Entries from a dataset of interfaces:
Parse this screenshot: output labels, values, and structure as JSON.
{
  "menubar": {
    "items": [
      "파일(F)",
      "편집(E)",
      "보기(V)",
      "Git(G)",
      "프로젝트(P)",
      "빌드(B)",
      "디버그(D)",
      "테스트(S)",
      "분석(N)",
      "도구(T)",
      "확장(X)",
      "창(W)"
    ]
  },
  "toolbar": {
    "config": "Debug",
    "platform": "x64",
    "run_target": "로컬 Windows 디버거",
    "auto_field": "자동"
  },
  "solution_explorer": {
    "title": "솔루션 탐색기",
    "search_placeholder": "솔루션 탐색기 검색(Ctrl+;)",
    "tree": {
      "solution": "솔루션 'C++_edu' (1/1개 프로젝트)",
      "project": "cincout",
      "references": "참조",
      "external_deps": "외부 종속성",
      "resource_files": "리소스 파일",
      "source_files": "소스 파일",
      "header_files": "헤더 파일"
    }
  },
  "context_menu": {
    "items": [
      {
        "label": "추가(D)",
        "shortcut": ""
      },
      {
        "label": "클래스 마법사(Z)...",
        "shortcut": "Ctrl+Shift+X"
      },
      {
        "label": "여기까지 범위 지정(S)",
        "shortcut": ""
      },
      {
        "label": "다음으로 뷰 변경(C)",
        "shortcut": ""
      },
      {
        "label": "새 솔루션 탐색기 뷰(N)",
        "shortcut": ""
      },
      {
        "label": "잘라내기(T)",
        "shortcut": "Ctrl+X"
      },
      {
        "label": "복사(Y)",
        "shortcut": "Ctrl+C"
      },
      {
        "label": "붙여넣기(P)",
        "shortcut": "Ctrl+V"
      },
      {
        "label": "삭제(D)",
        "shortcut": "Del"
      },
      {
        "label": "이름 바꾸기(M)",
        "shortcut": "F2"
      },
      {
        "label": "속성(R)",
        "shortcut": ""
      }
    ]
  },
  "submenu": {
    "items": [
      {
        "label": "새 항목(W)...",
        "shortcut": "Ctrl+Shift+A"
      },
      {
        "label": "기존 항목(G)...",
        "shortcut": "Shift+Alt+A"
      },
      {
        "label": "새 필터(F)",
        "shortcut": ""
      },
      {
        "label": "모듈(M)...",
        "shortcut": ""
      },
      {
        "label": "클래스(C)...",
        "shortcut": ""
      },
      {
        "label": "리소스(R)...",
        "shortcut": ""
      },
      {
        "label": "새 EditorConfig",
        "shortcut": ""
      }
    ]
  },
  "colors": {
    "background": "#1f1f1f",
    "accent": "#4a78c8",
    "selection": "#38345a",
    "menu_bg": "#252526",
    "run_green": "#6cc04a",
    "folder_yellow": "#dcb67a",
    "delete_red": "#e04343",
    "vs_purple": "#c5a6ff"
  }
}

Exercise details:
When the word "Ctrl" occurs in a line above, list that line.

Worked solution:
    "search_placeholder": "솔루션 탐색기 검색(Ctrl+;)",
        "shortcut": "Ctrl+Shift+X"
        "shortcut": "Ctrl+X"
        "shortcut": "Ctrl+C"
        "shortcut": "Ctrl+V"
        "shortcut": "Ctrl+Shift+A"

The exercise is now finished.